There’s nothing like parenthood to force you to operate in “good enough” (vs. perfectionist) mode. In that vein, today Jules encourages women to shift their fitness mindset from an all-or-nothing to an all-you-can-do approach, offering tips to get you on the road to strength and good health, and exercises you can do in as little as 10-15 minutes:
“Earlier I posted on how to shape your back, but in hindsight, today’s post really should have come first. The simple basics of getting moving are more important than focusing on any specific body part.
Recently, an acquaintance asked me to be her personal trainer. I’m not a certified personal trainer; but I do have many tools in my tool belt that I have picked up along the way as a collegiate athlete, longtime gym rat, marathon runner, and coach. Even as women burning the candle at both ends, we should be careful not to compromise our own health “feel good” time. Here are a few tips to get you on the road to strength and good health:
1. Make time. If you only have a few minutes a day to get moving, make the most of it. If this means doing squats in your kitchen, do it.
2. Don’t be intimidated. So many women I meet are afraid to go to a gym or to start a program because they are afraid of feeling ostracized or disappointed. Keep in mind that you don’t need to start out by running a marathon. Set small, reasonable goals for yourself and reward yourself when you achieve them. Make sure you find something that you enjoy doing. Someone once said to me, “Every time I run, I feel like passersby are looking at me thinking, ‘Oh that poor woman, she’s DYING out there.’” If you truly feel self conscious, find a different activity. You can always mix it up from day to day. These days, there are things far beyond jogging and biking.
3. Find some friends. Recruit your pals or a loved one to hop on the wagon with you; it always makes it easier to have a friend to support you and motivate you.

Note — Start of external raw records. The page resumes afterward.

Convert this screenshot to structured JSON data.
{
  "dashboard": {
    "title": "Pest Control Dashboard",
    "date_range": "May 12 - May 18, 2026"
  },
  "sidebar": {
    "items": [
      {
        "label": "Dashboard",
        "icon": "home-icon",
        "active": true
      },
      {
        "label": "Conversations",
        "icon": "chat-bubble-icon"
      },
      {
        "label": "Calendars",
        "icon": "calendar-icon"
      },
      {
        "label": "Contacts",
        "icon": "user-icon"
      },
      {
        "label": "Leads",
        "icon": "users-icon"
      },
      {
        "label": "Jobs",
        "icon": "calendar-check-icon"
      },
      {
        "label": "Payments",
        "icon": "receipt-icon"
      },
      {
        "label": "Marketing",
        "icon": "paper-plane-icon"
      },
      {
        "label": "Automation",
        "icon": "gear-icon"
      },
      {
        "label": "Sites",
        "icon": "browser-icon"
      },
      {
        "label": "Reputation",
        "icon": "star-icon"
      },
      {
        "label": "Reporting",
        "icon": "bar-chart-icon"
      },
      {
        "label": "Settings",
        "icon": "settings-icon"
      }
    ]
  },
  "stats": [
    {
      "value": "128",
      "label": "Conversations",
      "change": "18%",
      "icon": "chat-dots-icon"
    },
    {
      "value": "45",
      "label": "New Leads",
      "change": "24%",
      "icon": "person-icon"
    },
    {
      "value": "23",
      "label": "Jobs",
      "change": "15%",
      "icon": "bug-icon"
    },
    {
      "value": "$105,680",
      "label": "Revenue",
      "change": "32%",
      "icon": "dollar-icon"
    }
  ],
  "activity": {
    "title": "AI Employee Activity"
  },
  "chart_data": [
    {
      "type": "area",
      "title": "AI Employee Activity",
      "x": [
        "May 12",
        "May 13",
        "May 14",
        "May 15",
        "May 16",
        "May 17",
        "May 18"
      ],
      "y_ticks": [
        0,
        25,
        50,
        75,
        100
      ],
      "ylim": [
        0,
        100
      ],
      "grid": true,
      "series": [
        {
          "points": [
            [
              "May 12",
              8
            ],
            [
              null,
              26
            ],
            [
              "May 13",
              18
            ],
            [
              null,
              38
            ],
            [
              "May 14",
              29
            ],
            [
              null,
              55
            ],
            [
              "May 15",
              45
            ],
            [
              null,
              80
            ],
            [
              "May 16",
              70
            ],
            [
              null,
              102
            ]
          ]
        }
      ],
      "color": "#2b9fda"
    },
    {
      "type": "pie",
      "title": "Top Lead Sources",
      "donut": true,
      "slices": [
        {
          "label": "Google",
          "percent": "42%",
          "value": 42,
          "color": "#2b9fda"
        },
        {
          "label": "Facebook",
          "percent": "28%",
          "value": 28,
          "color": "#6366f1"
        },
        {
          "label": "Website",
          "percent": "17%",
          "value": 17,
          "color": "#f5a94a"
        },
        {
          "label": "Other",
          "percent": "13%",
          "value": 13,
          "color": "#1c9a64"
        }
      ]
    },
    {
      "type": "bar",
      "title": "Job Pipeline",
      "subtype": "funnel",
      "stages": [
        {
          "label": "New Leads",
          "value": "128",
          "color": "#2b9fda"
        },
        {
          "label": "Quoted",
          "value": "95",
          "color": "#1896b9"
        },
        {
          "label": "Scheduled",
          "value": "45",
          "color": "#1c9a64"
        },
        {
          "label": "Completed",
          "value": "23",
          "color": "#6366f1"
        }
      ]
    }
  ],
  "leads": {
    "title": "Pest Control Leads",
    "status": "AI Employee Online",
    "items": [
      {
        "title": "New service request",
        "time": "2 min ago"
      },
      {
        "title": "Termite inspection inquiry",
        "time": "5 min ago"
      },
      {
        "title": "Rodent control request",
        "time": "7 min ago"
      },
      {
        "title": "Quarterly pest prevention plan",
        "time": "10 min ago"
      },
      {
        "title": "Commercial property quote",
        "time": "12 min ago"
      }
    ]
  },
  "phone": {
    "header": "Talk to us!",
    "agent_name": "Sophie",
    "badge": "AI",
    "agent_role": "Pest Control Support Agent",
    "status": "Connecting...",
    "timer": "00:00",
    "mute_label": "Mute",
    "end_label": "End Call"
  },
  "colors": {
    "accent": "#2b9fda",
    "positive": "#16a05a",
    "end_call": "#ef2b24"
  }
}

4. Most importantly, remember how you feel when you are done. There’s no better feeling than finishing a work out and feeling tired and spent. Your endorphins are in full gear and you’ve worked hard. Consider even writing in a journal about how you feel when you are done so you wont forget the next time you have to tie on those kicks.
And when you’re crunched for time, be satisfied with using what you’ve got. In only 10 or 15 minutes, the exercises below can make a difference:
Although we’ve heard over and over again that somewhere between 30 and 60 minutes of exercise a day is ideal, don’t disregard what just 20 minutes a day can do for you. For many, it’s all we can find time to do. For others, it’s a good start into the world of working out. Take your life into your own hands and be encouraged by remembering that exercise should never be an all-or-nothing approach, but rather an all-you-can-do approach.
* Please be advised to talk to your doctor before beginning any rigorous exercise program. And always, always stretch.”